#### PROBLEM DESCRIPTION:
With the pictures omitted, write out the entries that follow exactly as they stand.

Recorded data
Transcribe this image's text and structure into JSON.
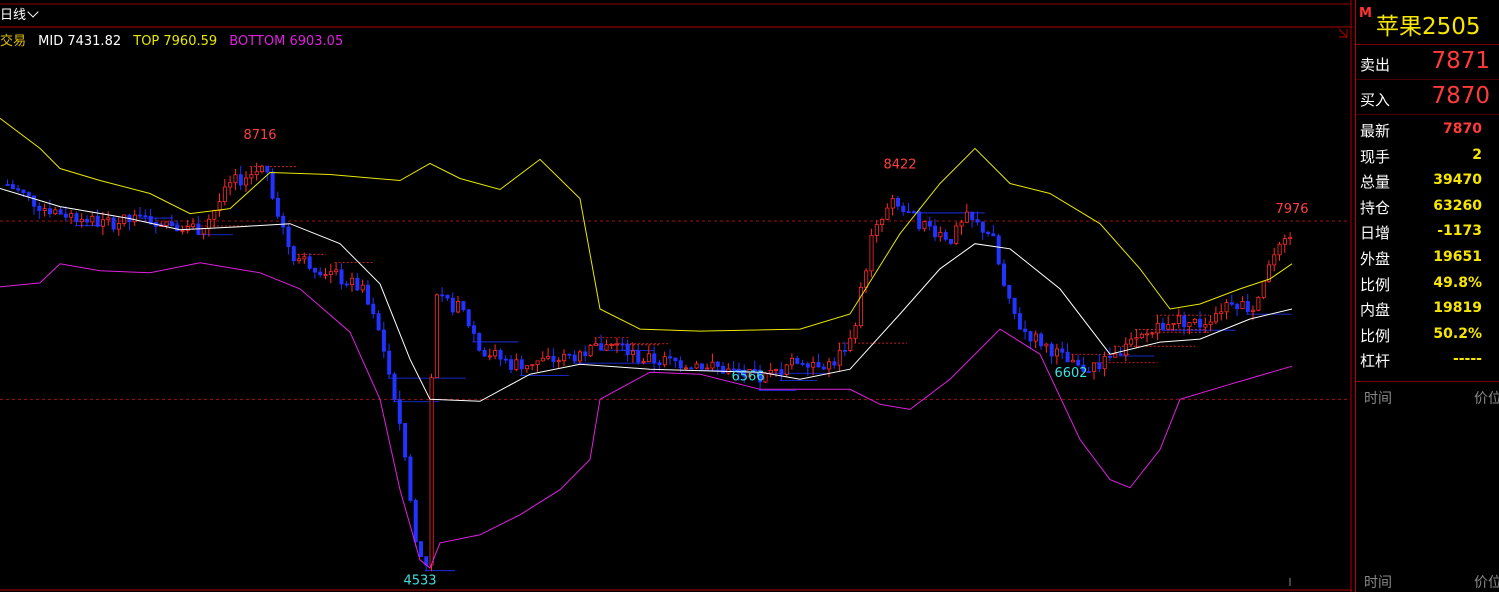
{
  "toolbar": {
    "period_label": "日线"
  },
  "legend": {
    "name": "交易",
    "mid": "MID 7431.82",
    "top": "TOP 7960.59",
    "bottom": "BOTTOM 6903.05",
    "colors": {
      "name": "#e0c000",
      "mid": "#ffffff",
      "top": "#e8e800",
      "bottom": "#e020e0"
    }
  },
  "chart_data": {
    "type": "candlestick",
    "indicator": "BOLL",
    "ylim": [
      4400,
      9700
    ],
    "price_lines": [
      7976,
      6200
    ],
    "candle_colors": {
      "up": "#ff2a2a",
      "down": "#2233ff"
    },
    "annotations": [
      {
        "label": "8716",
        "x": 260,
        "value": 8716,
        "color": "#ff4040"
      },
      {
        "label": "4533",
        "x": 420,
        "value": 4533,
        "color": "#40e0e0"
      },
      {
        "label": "6566",
        "x": 748,
        "value": 6566,
        "color": "#40e0e0"
      },
      {
        "label": "8422",
        "x": 900,
        "value": 8422,
        "color": "#ff4040"
      },
      {
        "label": "6602",
        "x": 1071,
        "value": 6602,
        "color": "#40e0e0"
      },
      {
        "label": "7976",
        "x": 1292,
        "value": 7976,
        "color": "#ff4040"
      }
    ],
    "close": [
      [
        0,
        8380
      ],
      [
        40,
        8120
      ],
      [
        100,
        7950
      ],
      [
        150,
        8000
      ],
      [
        200,
        7900
      ],
      [
        230,
        8350
      ],
      [
        265,
        8520
      ],
      [
        275,
        8100
      ],
      [
        290,
        7650
      ],
      [
        330,
        7450
      ],
      [
        360,
        7300
      ],
      [
        380,
        6800
      ],
      [
        400,
        5900
      ],
      [
        415,
        4700
      ],
      [
        425,
        4550
      ],
      [
        432,
        7200
      ],
      [
        460,
        7100
      ],
      [
        480,
        6700
      ],
      [
        510,
        6550
      ],
      [
        560,
        6600
      ],
      [
        610,
        6750
      ],
      [
        640,
        6600
      ],
      [
        700,
        6550
      ],
      [
        740,
        6450
      ],
      [
        760,
        6400
      ],
      [
        800,
        6600
      ],
      [
        830,
        6550
      ],
      [
        850,
        6800
      ],
      [
        870,
        7800
      ],
      [
        890,
        8150
      ],
      [
        920,
        7950
      ],
      [
        950,
        7800
      ],
      [
        965,
        8000
      ],
      [
        990,
        7850
      ],
      [
        1005,
        7200
      ],
      [
        1020,
        6900
      ],
      [
        1050,
        6700
      ],
      [
        1075,
        6500
      ],
      [
        1100,
        6550
      ],
      [
        1130,
        6750
      ],
      [
        1170,
        7000
      ],
      [
        1200,
        6950
      ],
      [
        1230,
        7200
      ],
      [
        1250,
        7100
      ],
      [
        1270,
        7600
      ],
      [
        1290,
        7800
      ]
    ],
    "boll_top": [
      [
        0,
        9000
      ],
      [
        40,
        8700
      ],
      [
        60,
        8500
      ],
      [
        100,
        8380
      ],
      [
        150,
        8250
      ],
      [
        190,
        8050
      ],
      [
        230,
        8100
      ],
      [
        270,
        8460
      ],
      [
        330,
        8440
      ],
      [
        400,
        8380
      ],
      [
        430,
        8550
      ],
      [
        460,
        8400
      ],
      [
        500,
        8290
      ],
      [
        540,
        8590
      ],
      [
        580,
        8200
      ],
      [
        600,
        7100
      ],
      [
        640,
        6900
      ],
      [
        700,
        6880
      ],
      [
        800,
        6900
      ],
      [
        850,
        7050
      ],
      [
        900,
        7850
      ],
      [
        940,
        8350
      ],
      [
        975,
        8700
      ],
      [
        1010,
        8350
      ],
      [
        1050,
        8250
      ],
      [
        1100,
        7950
      ],
      [
        1140,
        7500
      ],
      [
        1170,
        7100
      ],
      [
        1200,
        7150
      ],
      [
        1240,
        7300
      ],
      [
        1270,
        7400
      ],
      [
        1292,
        7550
      ]
    ],
    "boll_mid": [
      [
        0,
        8300
      ],
      [
        60,
        8120
      ],
      [
        130,
        8000
      ],
      [
        180,
        7890
      ],
      [
        240,
        7920
      ],
      [
        290,
        7950
      ],
      [
        340,
        7750
      ],
      [
        380,
        7350
      ],
      [
        410,
        6600
      ],
      [
        430,
        6200
      ],
      [
        480,
        6180
      ],
      [
        530,
        6450
      ],
      [
        580,
        6550
      ],
      [
        650,
        6500
      ],
      [
        720,
        6480
      ],
      [
        760,
        6470
      ],
      [
        800,
        6400
      ],
      [
        850,
        6500
      ],
      [
        900,
        7050
      ],
      [
        940,
        7500
      ],
      [
        975,
        7750
      ],
      [
        1010,
        7700
      ],
      [
        1060,
        7300
      ],
      [
        1110,
        6650
      ],
      [
        1160,
        6770
      ],
      [
        1200,
        6800
      ],
      [
        1250,
        7000
      ],
      [
        1292,
        7100
      ]
    ],
    "boll_bottom": [
      [
        0,
        7320
      ],
      [
        40,
        7360
      ],
      [
        60,
        7550
      ],
      [
        100,
        7480
      ],
      [
        150,
        7460
      ],
      [
        200,
        7560
      ],
      [
        260,
        7460
      ],
      [
        300,
        7300
      ],
      [
        350,
        6870
      ],
      [
        380,
        6200
      ],
      [
        400,
        5300
      ],
      [
        420,
        4600
      ],
      [
        430,
        4520
      ],
      [
        440,
        4770
      ],
      [
        480,
        4850
      ],
      [
        520,
        5050
      ],
      [
        560,
        5300
      ],
      [
        590,
        5600
      ],
      [
        600,
        6200
      ],
      [
        650,
        6470
      ],
      [
        700,
        6450
      ],
      [
        760,
        6300
      ],
      [
        850,
        6300
      ],
      [
        880,
        6150
      ],
      [
        910,
        6100
      ],
      [
        950,
        6400
      ],
      [
        1000,
        6900
      ],
      [
        1040,
        6650
      ],
      [
        1080,
        5800
      ],
      [
        1110,
        5400
      ],
      [
        1130,
        5320
      ],
      [
        1160,
        5700
      ],
      [
        1180,
        6200
      ],
      [
        1230,
        6350
      ],
      [
        1292,
        6530
      ]
    ]
  },
  "panel": {
    "symbol_mark": "M",
    "symbol": "苹果2505",
    "sell_label": "卖出",
    "sell_value": "7871",
    "buy_label": "买入",
    "buy_value": "7870",
    "stats": [
      {
        "label": "最新",
        "value": "7870",
        "color": "#ff3b3b"
      },
      {
        "label": "现手",
        "value": "2",
        "color": "#f7e600"
      },
      {
        "label": "总量",
        "value": "39470",
        "color": "#f7e600"
      },
      {
        "label": "持仓",
        "value": "63260",
        "color": "#f7e600"
      },
      {
        "label": "日增",
        "value": "-1173",
        "color": "#f7e600"
      },
      {
        "label": "外盘",
        "value": "19651",
        "color": "#f7e600"
      },
      {
        "label": "比例",
        "value": "49.8%",
        "color": "#f7e600"
      },
      {
        "label": "内盘",
        "value": "19819",
        "color": "#f7e600"
      },
      {
        "label": "比例",
        "value": "50.2%",
        "color": "#f7e600"
      },
      {
        "label": "杠杆",
        "value": "-----",
        "color": "#f7e600"
      }
    ],
    "tick_header": {
      "time": "时间",
      "price": "价位"
    }
  }
}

#### YOUR SOLUTION:
Transcribe this image's text and structure into JSON.
{
  "toolbar": {
    "period_label": "日线"
  },
  "legend": {
    "name": "交易",
    "mid": "MID 7431.82",
    "top": "TOP 7960.59",
    "bottom": "BOTTOM 6903.05",
    "colors": {
      "name": "#e0c000",
      "mid": "#ffffff",
      "top": "#e8e800",
      "bottom": "#e020e0"
    }
  },
  "chart_data": {
    "type": "candlestick",
    "indicator": "BOLL",
    "ylim": [
      4400,
      9700
    ],
    "price_lines": [
      7976,
      6200
    ],
    "candle_colors": {
      "up": "#ff2a2a",
      "down": "#2233ff"
    },
    "annotations": [
      {
        "label": "8716",
        "x": 260,
        "value": 8716,
        "color": "#ff4040"
      },
      {
        "label": "4533",
        "x": 420,
        "value": 4533,
        "color": "#40e0e0"
      },
      {
        "label": "6566",
        "x": 748,
        "value": 6566,
        "color": "#40e0e0"
      },
      {
        "label": "8422",
        "x": 900,
        "value": 8422,
        "color": "#ff4040"
      },
      {
        "label": "6602",
        "x": 1071,
        "value": 6602,
        "color": "#40e0e0"
      },
      {
        "label": "7976",
        "x": 1292,
        "value": 7976,
        "color": "#ff4040"
      }
    ],
    "close": [
      [
        0,
        8380
      ],
      [
        40,
        8120
      ],
      [
        100,
        7950
      ],
      [
        150,
        8000
      ],
      [
        200,
        7900
      ],
      [
        230,
        8350
      ],
      [
        265,
        8520
      ],
      [
        275,
        8100
      ],
      [
        290,
        7650
      ],
      [
        330,
        7450
      ],
      [
        360,
        7300
      ],
      [
        380,
        6800
      ],
      [
        400,
        5900
      ],
      [
        415,
        4700
      ],
      [
        425,
        4550
      ],
      [
        432,
        7200
      ],
      [
        460,
        7100
      ],
      [
        480,
        6700
      ],
      [
        510,
        6550
      ],
      [
        560,
        6600
      ],
      [
        610,
        6750
      ],
      [
        640,
        6600
      ],
      [
        700,
        6550
      ],
      [
        740,
        6450
      ],
      [
        760,
        6400
      ],
      [
        800,
        6600
      ],
      [
        830,
        6550
      ],
      [
        850,
        6800
      ],
      [
        870,
        7800
      ],
      [
        890,
        8150
      ],
      [
        920,
        7950
      ],
      [
        950,
        7800
      ],
      [
        965,
        8000
      ],
      [
        990,
        7850
      ],
      [
        1005,
        7200
      ],
      [
        1020,
        6900
      ],
      [
        1050,
        6700
      ],
      [
        1075,
        6500
      ],
      [
        1100,
        6550
      ],
      [
        1130,
        6750
      ],
      [
        1170,
        7000
      ],
      [
        1200,
        6950
      ],
      [
        1230,
        7200
      ],
      [
        1250,
        7100
      ],
      [
        1270,
        7600
      ],
      [
        1290,
        7800
      ]
    ],
    "boll_top": [
      [
        0,
        9000
      ],
      [
        40,
        8700
      ],
      [
        60,
        8500
      ],
      [
        100,
        8380
      ],
      [
        150,
        8250
      ],
      [
        190,
        8050
      ],
      [
        230,
        8100
      ],
      [
        270,
        8460
      ],
      [
        330,
        8440
      ],
      [
        400,
        8380
      ],
      [
        430,
        8550
      ],
      [
        460,
        8400
      ],
      [
        500,
        8290
      ],
      [
        540,
        8590
      ],
      [
        580,
        8200
      ],
      [
        600,
        7100
      ],
      [
        640,
        6900
      ],
      [
        700,
        6880
      ],
      [
        800,
        6900
      ],
      [
        850,
        7050
      ],
      [
        900,
        7850
      ],
      [
        940,
        8350
      ],
      [
        975,
        8700
      ],
      [
        1010,
        8350
      ],
      [
        1050,
        8250
      ],
      [
        1100,
        7950
      ],
      [
        1140,
        7500
      ],
      [
        1170,
        7100
      ],
      [
        1200,
        7150
      ],
      [
        1240,
        7300
      ],
      [
        1270,
        7400
      ],
      [
        1292,
        7550
      ]
    ],
    "boll_mid": [
      [
        0,
        8300
      ],
      [
        60,
        8120
      ],
      [
        130,
        8000
      ],
      [
        180,
        7890
      ],
      [
        240,
        7920
      ],
      [
        290,
        7950
      ],
      [
        340,
        7750
      ],
      [
        380,
        7350
      ],
      [
        410,
        6600
      ],
      [
        430,
        6200
      ],
      [
        480,
        6180
      ],
      [
        530,
        6450
      ],
      [
        580,
        6550
      ],
      [
        650,
        6500
      ],
      [
        720,
        6480
      ],
      [
        760,
        6470
      ],
      [
        800,
        6400
      ],
      [
        850,
        6500
      ],
      [
        900,
        7050
      ],
      [
        940,
        7500
      ],
      [
        975,
        7750
      ],
      [
        1010,
        7700
      ],
      [
        1060,
        7300
      ],
      [
        1110,
        6650
      ],
      [
        1160,
        6770
      ],
      [
        1200,
        6800
      ],
      [
        1250,
        7000
      ],
      [
        1292,
        7100
      ]
    ],
    "boll_bottom": [
      [
        0,
        7320
      ],
      [
        40,
        7360
      ],
      [
        60,
        7550
      ],
      [
        100,
        7480
      ],
      [
        150,
        7460
      ],
      [
        200,
        7560
      ],
      [
        260,
        7460
      ],
      [
        300,
        7300
      ],
      [
        350,
        6870
      ],
      [
        380,
        6200
      ],
      [
        400,
        5300
      ],
      [
        420,
        4600
      ],
      [
        430,
        4520
      ],
      [
        440,
        4770
      ],
      [
        480,
        4850
      ],
      [
        520,
        5050
      ],
      [
        560,
        5300
      ],
      [
        590,
        5600
      ],
      [
        600,
        6200
      ],
      [
        650,
        6470
      ],
      [
        700,
        6450
      ],
      [
        760,
        6300
      ],
      [
        850,
        6300
      ],
      [
        880,
        6150
      ],
      [
        910,
        6100
      ],
      [
        950,
        6400
      ],
      [
        1000,
        6900
      ],
      [
        1040,
        6650
      ],
      [
        1080,
        5800
      ],
      [
        1110,
        5400
      ],
      [
        1130,
        5320
      ],
      [
        1160,
        5700
      ],
      [
        1180,
        6200
      ],
      [
        1230,
        6350
      ],
      [
        1292,
        6530
      ]
    ]
  },
  "panel": {
    "symbol_mark": "M",
    "symbol": "苹果2505",
    "sell_label": "卖出",
    "sell_value": "7871",
    "buy_label": "买入",
    "buy_value": "7870",
    "stats": [
      {
        "label": "最新",
        "value": "7870",
        "color": "#ff3b3b"
      },
      {
        "label": "现手",
        "value": "2",
        "color": "#f7e600"
      },
      {
        "label": "总量",
        "value": "39470",
        "color": "#f7e600"
      },
      {
        "label": "持仓",
        "value": "63260",
        "color": "#f7e600"
      },
      {
        "label": "日增",
        "value": "-1173",
        "color": "#f7e600"
      },
      {
        "label": "外盘",
        "value": "19651",
        "color": "#f7e600"
      },
      {
        "label": "比例",
        "value": "49.8%",
        "color": "#f7e600"
      },
      {
        "label": "内盘",
        "value": "19819",
        "color": "#f7e600"
      },
      {
        "label": "比例",
        "value": "50.2%",
        "color": "#f7e600"
      },
      {
        "label": "杠杆",
        "value": "-----",
        "color": "#f7e600"
      }
    ],
    "tick_header": {
      "time": "时间",
      "price": "价位"
    }
  }
}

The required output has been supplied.